─── EXTRACTED INFORMATION ───

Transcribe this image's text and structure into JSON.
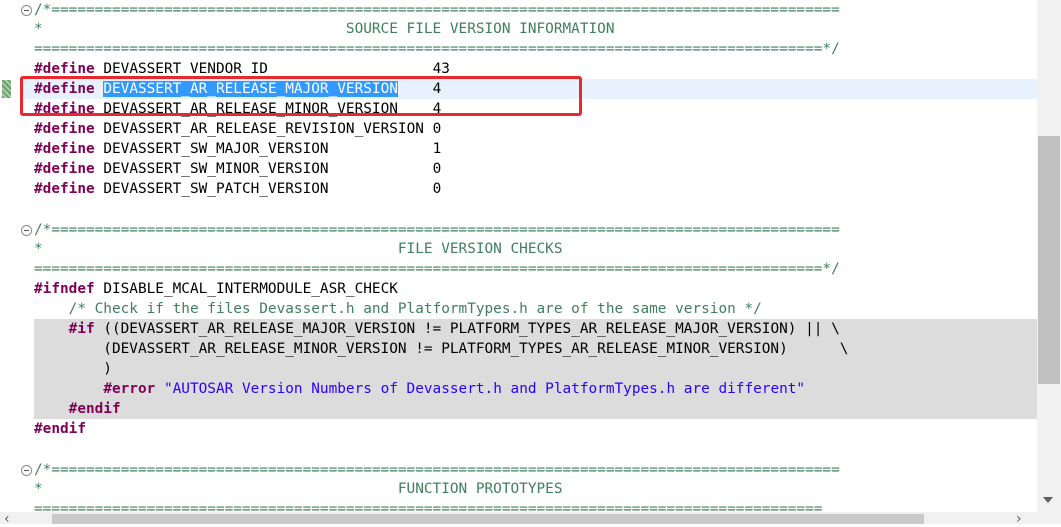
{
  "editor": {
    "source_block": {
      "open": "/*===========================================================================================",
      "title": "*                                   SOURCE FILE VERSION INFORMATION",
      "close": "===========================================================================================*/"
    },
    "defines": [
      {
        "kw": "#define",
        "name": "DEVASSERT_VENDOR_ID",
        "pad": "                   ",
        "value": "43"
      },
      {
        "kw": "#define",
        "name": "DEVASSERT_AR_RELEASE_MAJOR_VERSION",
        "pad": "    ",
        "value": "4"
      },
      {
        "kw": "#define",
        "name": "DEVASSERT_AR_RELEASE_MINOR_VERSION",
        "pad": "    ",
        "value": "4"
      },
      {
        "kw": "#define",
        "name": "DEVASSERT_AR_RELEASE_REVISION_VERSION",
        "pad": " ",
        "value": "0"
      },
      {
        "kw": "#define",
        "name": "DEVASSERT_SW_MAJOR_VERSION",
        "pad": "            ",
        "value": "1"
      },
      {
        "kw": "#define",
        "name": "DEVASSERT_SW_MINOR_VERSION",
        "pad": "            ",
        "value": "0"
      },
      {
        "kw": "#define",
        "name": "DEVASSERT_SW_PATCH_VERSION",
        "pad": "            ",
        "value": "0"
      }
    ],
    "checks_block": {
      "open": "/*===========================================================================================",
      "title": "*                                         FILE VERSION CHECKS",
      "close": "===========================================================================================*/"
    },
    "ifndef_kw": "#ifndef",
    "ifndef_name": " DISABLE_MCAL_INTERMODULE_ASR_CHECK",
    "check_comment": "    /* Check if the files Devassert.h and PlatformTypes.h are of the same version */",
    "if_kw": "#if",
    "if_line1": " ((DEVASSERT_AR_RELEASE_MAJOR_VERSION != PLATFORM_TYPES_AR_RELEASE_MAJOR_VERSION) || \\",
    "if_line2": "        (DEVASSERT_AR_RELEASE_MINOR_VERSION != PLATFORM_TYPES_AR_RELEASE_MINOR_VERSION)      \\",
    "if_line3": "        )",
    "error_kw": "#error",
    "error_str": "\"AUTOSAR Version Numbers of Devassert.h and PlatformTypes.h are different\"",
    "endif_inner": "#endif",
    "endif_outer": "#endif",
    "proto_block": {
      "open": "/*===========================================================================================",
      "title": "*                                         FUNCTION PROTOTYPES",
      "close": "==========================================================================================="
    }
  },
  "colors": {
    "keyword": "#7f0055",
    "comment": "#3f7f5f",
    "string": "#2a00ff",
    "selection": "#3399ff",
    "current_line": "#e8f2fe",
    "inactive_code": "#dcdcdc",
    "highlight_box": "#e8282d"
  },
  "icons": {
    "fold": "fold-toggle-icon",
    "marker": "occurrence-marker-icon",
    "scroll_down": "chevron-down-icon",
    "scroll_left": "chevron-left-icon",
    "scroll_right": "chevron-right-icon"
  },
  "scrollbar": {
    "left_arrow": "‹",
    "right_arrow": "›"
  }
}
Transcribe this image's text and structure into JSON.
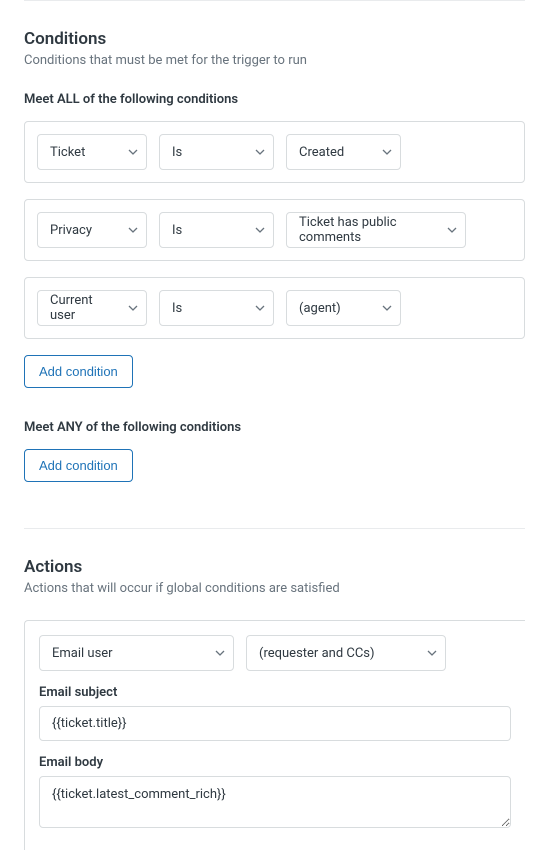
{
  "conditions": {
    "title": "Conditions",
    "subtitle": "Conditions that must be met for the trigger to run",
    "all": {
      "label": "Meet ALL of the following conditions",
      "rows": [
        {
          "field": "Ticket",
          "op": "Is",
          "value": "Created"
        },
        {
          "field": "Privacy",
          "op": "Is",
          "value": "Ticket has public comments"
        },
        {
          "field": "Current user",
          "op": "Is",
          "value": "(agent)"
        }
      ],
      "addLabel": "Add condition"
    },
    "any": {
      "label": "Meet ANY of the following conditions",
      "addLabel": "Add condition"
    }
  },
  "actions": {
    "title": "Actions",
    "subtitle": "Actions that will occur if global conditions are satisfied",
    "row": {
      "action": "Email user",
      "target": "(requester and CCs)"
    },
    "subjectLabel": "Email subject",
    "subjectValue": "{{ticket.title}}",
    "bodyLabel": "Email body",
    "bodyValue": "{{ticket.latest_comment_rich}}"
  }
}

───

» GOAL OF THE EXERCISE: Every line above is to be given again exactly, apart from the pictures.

» SOLUTION:
Transcribe this image's text and structure into JSON.
{
  "editor": {
    "source_block": {
      "open": "/*===========================================================================================",
      "title": "*                                   SOURCE FILE VERSION INFORMATION",
      "close": "===========================================================================================*/"
    },
    "defines": [
      {
        "kw": "#define",
        "name": "DEVASSERT_VENDOR_ID",
        "pad": "                   ",
        "value": "43"
      },
      {
        "kw": "#define",
        "name": "DEVASSERT_AR_RELEASE_MAJOR_VERSION",
        "pad": "    ",
        "value": "4"
      },
      {
        "kw": "#define",
        "name": "DEVASSERT_AR_RELEASE_MINOR_VERSION",
        "pad": "    ",
        "value": "4"
      },
      {
        "kw": "#define",
        "name": "DEVASSERT_AR_RELEASE_REVISION_VERSION",
        "pad": " ",
        "value": "0"
      },
      {
        "kw": "#define",
        "name": "DEVASSERT_SW_MAJOR_VERSION",
        "pad": "            ",
        "value": "1"
      },
      {
        "kw": "#define",
        "name": "DEVASSERT_SW_MINOR_VERSION",
        "pad": "            ",
        "value": "0"
      },
      {
        "kw": "#define",
        "name": "DEVASSERT_SW_PATCH_VERSION",
        "pad": "            ",
        "value": "0"
      }
    ],
    "checks_block": {
      "open": "/*===========================================================================================",
      "title": "*                                         FILE VERSION CHECKS",
      "close": "===========================================================================================*/"
    },
    "ifndef_kw": "#ifndef",
    "ifndef_name": " DISABLE_MCAL_INTERMODULE_ASR_CHECK",
    "check_comment": "    /* Check if the files Devassert.h and PlatformTypes.h are of the same version */",
    "if_kw": "#if",
    "if_line1": " ((DEVASSERT_AR_RELEASE_MAJOR_VERSION != PLATFORM_TYPES_AR_RELEASE_MAJOR_VERSION) || \\",
    "if_line2": "        (DEVASSERT_AR_RELEASE_MINOR_VERSION != PLATFORM_TYPES_AR_RELEASE_MINOR_VERSION)      \\",
    "if_line3": "        )",
    "error_kw": "#error",
    "error_str": "\"AUTOSAR Version Numbers of Devassert.h and PlatformTypes.h are different\"",
    "endif_inner": "#endif",
    "endif_outer": "#endif",
    "proto_block": {
      "open": "/*===========================================================================================",
      "title": "*                                         FUNCTION PROTOTYPES",
      "close": "==========================================================================================="
    }
  },
  "colors": {
    "keyword": "#7f0055",
    "comment": "#3f7f5f",
    "string": "#2a00ff",
    "selection": "#3399ff",
    "current_line": "#e8f2fe",
    "inactive_code": "#dcdcdc",
    "highlight_box": "#e8282d"
  },
  "icons": {
    "fold": "fold-toggle-icon",
    "marker": "occurrence-marker-icon",
    "scroll_down": "chevron-down-icon",
    "scroll_left": "chevron-left-icon",
    "scroll_right": "chevron-right-icon"
  },
  "scrollbar": {
    "left_arrow": "‹",
    "right_arrow": "›"
  }
}
Transcribe this image's text and structure into JSON.
{
  "conditions": {
    "title": "Conditions",
    "subtitle": "Conditions that must be met for the trigger to run",
    "all": {
      "label": "Meet ALL of the following conditions",
      "rows": [
        {
          "field": "Ticket",
          "op": "Is",
          "value": "Created"
        },
        {
          "field": "Privacy",
          "op": "Is",
          "value": "Ticket has public comments"
        },
        {
          "field": "Current user",
          "op": "Is",
          "value": "(agent)"
        }
      ],
      "addLabel": "Add condition"
    },
    "any": {
      "label": "Meet ANY of the following conditions",
      "addLabel": "Add condition"
    }
  },
  "actions": {
    "title": "Actions",
    "subtitle": "Actions that will occur if global conditions are satisfied",
    "row": {
      "action": "Email user",
      "target": "(requester and CCs)"
    },
    "subjectLabel": "Email subject",
    "subjectValue": "{{ticket.title}}",
    "bodyLabel": "Email body",
    "bodyValue": "{{ticket.latest_comment_rich}}"
  }
}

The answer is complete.